Task goal:
The response must contain every record, repeated exactly.

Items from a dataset
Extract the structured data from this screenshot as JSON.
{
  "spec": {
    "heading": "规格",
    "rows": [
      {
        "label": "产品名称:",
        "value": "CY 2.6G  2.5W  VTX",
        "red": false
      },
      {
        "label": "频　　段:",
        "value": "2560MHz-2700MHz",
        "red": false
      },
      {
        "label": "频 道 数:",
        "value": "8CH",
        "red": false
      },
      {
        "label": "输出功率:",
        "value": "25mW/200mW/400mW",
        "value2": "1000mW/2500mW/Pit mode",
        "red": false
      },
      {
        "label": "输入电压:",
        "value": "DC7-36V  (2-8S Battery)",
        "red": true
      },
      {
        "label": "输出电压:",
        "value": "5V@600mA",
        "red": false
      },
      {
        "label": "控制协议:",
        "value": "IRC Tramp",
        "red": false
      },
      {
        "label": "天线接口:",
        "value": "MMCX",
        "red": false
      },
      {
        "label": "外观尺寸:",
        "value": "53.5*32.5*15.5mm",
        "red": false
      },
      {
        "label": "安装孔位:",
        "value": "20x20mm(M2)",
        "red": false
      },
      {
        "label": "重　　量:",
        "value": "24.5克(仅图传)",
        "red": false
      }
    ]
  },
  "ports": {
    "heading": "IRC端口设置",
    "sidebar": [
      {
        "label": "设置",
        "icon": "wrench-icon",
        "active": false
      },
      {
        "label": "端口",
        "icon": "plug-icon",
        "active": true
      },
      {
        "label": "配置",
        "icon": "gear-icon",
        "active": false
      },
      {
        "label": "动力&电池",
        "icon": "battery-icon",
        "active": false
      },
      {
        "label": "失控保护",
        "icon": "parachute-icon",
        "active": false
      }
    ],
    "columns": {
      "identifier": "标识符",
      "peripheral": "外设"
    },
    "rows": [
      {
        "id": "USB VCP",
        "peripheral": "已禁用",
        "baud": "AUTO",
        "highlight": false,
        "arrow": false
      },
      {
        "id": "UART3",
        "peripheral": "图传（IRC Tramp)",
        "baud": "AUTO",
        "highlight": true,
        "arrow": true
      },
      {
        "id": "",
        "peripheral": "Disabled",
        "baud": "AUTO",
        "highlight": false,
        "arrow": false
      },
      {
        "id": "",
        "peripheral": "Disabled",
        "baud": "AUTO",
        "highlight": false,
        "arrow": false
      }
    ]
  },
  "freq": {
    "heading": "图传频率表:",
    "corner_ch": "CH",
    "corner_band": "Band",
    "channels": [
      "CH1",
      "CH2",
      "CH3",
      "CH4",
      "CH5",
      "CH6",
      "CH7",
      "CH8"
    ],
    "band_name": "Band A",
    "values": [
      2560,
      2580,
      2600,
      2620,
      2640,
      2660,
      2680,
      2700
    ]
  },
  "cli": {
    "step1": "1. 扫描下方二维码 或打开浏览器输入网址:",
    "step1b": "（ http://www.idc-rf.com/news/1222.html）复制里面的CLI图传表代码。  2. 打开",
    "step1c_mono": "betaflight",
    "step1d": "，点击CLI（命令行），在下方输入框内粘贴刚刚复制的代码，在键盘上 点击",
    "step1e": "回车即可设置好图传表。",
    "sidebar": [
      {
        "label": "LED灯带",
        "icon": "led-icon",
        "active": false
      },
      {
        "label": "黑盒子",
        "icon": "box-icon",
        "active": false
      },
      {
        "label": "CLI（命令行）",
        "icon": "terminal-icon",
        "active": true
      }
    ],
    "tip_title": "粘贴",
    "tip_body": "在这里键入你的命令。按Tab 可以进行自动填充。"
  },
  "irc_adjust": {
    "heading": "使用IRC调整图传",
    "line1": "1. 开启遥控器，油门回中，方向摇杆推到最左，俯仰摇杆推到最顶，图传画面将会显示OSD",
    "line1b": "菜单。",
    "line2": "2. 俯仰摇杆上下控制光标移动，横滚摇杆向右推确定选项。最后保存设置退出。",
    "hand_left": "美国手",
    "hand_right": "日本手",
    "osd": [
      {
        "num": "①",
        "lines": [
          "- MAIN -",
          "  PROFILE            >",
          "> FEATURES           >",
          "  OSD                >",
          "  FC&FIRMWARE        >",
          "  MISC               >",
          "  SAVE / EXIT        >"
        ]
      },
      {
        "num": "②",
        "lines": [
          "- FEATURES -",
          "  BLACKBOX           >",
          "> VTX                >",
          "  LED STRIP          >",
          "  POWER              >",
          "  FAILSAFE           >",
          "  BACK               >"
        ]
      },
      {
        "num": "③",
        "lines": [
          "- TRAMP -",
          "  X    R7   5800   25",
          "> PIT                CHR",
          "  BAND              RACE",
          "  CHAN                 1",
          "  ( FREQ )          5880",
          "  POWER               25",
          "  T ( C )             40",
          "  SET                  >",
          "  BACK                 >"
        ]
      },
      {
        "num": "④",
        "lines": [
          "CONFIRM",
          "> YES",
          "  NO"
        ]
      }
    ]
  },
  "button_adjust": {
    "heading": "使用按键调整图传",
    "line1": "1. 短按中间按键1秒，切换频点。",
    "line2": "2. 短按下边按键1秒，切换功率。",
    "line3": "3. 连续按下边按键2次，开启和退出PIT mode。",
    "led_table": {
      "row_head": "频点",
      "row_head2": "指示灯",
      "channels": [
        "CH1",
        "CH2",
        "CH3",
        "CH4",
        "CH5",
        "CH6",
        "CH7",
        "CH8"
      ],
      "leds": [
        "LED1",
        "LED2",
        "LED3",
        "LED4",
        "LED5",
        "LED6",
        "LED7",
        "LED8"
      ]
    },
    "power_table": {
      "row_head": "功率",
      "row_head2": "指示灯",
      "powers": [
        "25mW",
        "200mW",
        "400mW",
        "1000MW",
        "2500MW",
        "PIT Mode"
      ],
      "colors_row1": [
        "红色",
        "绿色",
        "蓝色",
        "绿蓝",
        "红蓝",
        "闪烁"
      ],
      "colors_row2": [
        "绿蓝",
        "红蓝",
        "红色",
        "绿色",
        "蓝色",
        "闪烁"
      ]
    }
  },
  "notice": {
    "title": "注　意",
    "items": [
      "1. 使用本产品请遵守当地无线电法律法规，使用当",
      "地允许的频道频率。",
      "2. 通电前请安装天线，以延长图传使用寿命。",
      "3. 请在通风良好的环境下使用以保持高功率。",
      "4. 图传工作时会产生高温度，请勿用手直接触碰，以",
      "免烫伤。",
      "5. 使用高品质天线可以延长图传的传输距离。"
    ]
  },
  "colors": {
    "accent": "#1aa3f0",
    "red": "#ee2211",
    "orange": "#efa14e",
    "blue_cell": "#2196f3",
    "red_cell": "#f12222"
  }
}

Result of this task:
Extract the structured data from this screenshot as JSON.
{
  "spec": {
    "heading": "规格",
    "rows": [
      {
        "label": "产品名称:",
        "value": "CY 2.6G  2.5W  VTX",
        "red": false
      },
      {
        "label": "频　　段:",
        "value": "2560MHz-2700MHz",
        "red": false
      },
      {
        "label": "频 道 数:",
        "value": "8CH",
        "red": false
      },
      {
        "label": "输出功率:",
        "value": "25mW/200mW/400mW",
        "value2": "1000mW/2500mW/Pit mode",
        "red": false
      },
      {
        "label": "输入电压:",
        "value": "DC7-36V  (2-8S Battery)",
        "red": true
      },
      {
        "label": "输出电压:",
        "value": "5V@600mA",
        "red": false
      },
      {
        "label": "控制协议:",
        "value": "IRC Tramp",
        "red": false
      },
      {
        "label": "天线接口:",
        "value": "MMCX",
        "red": false
      },
      {
        "label": "外观尺寸:",
        "value": "53.5*32.5*15.5mm",
        "red": false
      },
      {
        "label": "安装孔位:",
        "value": "20x20mm(M2)",
        "red": false
      },
      {
        "label": "重　　量:",
        "value": "24.5克(仅图传)",
        "red": false
      }
    ]
  },
  "ports": {
    "heading": "IRC端口设置",
    "sidebar": [
      {
        "label": "设置",
        "icon": "wrench-icon",
        "active": false
      },
      {
        "label": "端口",
        "icon": "plug-icon",
        "active": true
      },
      {
        "label": "配置",
        "icon": "gear-icon",
        "active": false
      },
      {
        "label": "动力&电池",
        "icon": "battery-icon",
        "active": false
      },
      {
        "label": "失控保护",
        "icon": "parachute-icon",
        "active": false
      }
    ],
    "columns": {
      "identifier": "标识符",
      "peripheral": "外设"
    },
    "rows": [
      {
        "id": "USB VCP",
        "peripheral": "已禁用",
        "baud": "AUTO",
        "highlight": false,
        "arrow": false
      },
      {
        "id": "UART3",
        "peripheral": "图传（IRC Tramp)",
        "baud": "AUTO",
        "highlight": true,
        "arrow": true
      },
      {
        "id": "",
        "peripheral": "Disabled",
        "baud": "AUTO",
        "highlight": false,
        "arrow": false
      },
      {
        "id": "",
        "peripheral": "Disabled",
        "baud": "AUTO",
        "highlight": false,
        "arrow": false
      }
    ]
  },
  "freq": {
    "heading": "图传频率表:",
    "corner_ch": "CH",
    "corner_band": "Band",
    "channels": [
      "CH1",
      "CH2",
      "CH3",
      "CH4",
      "CH5",
      "CH6",
      "CH7",
      "CH8"
    ],
    "band_name": "Band A",
    "values": [
      2560,
      2580,
      2600,
      2620,
      2640,
      2660,
      2680,
      2700
    ]
  },
  "cli": {
    "step1": "1. 扫描下方二维码 或打开浏览器输入网址:",
    "step1b": "（ http://www.idc-rf.com/news/1222.html）复制里面的CLI图传表代码。  2. 打开",
    "step1c_mono": "betaflight",
    "step1d": "，点击CLI（命令行），在下方输入框内粘贴刚刚复制的代码，在键盘上 点击",
    "step1e": "回车即可设置好图传表。",
    "sidebar": [
      {
        "label": "LED灯带",
        "icon": "led-icon",
        "active": false
      },
      {
        "label": "黑盒子",
        "icon": "box-icon",
        "active": false
      },
      {
        "label": "CLI（命令行）",
        "icon": "terminal-icon",
        "active": true
      }
    ],
    "tip_title": "粘贴",
    "tip_body": "在这里键入你的命令。按Tab 可以进行自动填充。"
  },
  "irc_adjust": {
    "heading": "使用IRC调整图传",
    "line1": "1. 开启遥控器，油门回中，方向摇杆推到最左，俯仰摇杆推到最顶，图传画面将会显示OSD",
    "line1b": "菜单。",
    "line2": "2. 俯仰摇杆上下控制光标移动，横滚摇杆向右推确定选项。最后保存设置退出。",
    "hand_left": "美国手",
    "hand_right": "日本手",
    "osd": [
      {
        "num": "①",
        "lines": [
          "- MAIN -",
          "  PROFILE            >",
          "> FEATURES           >",
          "  OSD                >",
          "  FC&FIRMWARE        >",
          "  MISC               >",
          "  SAVE / EXIT        >"
        ]
      },
      {
        "num": "②",
        "lines": [
          "- FEATURES -",
          "  BLACKBOX           >",
          "> VTX                >",
          "  LED STRIP          >",
          "  POWER              >",
          "  FAILSAFE           >",
          "  BACK               >"
        ]
      },
      {
        "num": "③",
        "lines": [
          "- TRAMP -",
          "  X    R7   5800   25",
          "> PIT                CHR",
          "  BAND              RACE",
          "  CHAN                 1",
          "  ( FREQ )          5880",
          "  POWER               25",
          "  T ( C )             40",
          "  SET                  >",
          "  BACK                 >"
        ]
      },
      {
        "num": "④",
        "lines": [
          "CONFIRM",
          "> YES",
          "  NO"
        ]
      }
    ]
  },
  "button_adjust": {
    "heading": "使用按键调整图传",
    "line1": "1. 短按中间按键1秒，切换频点。",
    "line2": "2. 短按下边按键1秒，切换功率。",
    "line3": "3. 连续按下边按键2次，开启和退出PIT mode。",
    "led_table": {
      "row_head": "频点",
      "row_head2": "指示灯",
      "channels": [
        "CH1",
        "CH2",
        "CH3",
        "CH4",
        "CH5",
        "CH6",
        "CH7",
        "CH8"
      ],
      "leds": [
        "LED1",
        "LED2",
        "LED3",
        "LED4",
        "LED5",
        "LED6",
        "LED7",
        "LED8"
      ]
    },
    "power_table": {
      "row_head": "功率",
      "row_head2": "指示灯",
      "powers": [
        "25mW",
        "200mW",
        "400mW",
        "1000MW",
        "2500MW",
        "PIT Mode"
      ],
      "colors_row1": [
        "红色",
        "绿色",
        "蓝色",
        "绿蓝",
        "红蓝",
        "闪烁"
      ],
      "colors_row2": [
        "绿蓝",
        "红蓝",
        "红色",
        "绿色",
        "蓝色",
        "闪烁"
      ]
    }
  },
  "notice": {
    "title": "注　意",
    "items": [
      "1. 使用本产品请遵守当地无线电法律法规，使用当",
      "地允许的频道频率。",
      "2. 通电前请安装天线，以延长图传使用寿命。",
      "3. 请在通风良好的环境下使用以保持高功率。",
      "4. 图传工作时会产生高温度，请勿用手直接触碰，以",
      "免烫伤。",
      "5. 使用高品质天线可以延长图传的传输距离。"
    ]
  },
  "colors": {
    "accent": "#1aa3f0",
    "red": "#ee2211",
    "orange": "#efa14e",
    "blue_cell": "#2196f3",
    "red_cell": "#f12222"
  }
}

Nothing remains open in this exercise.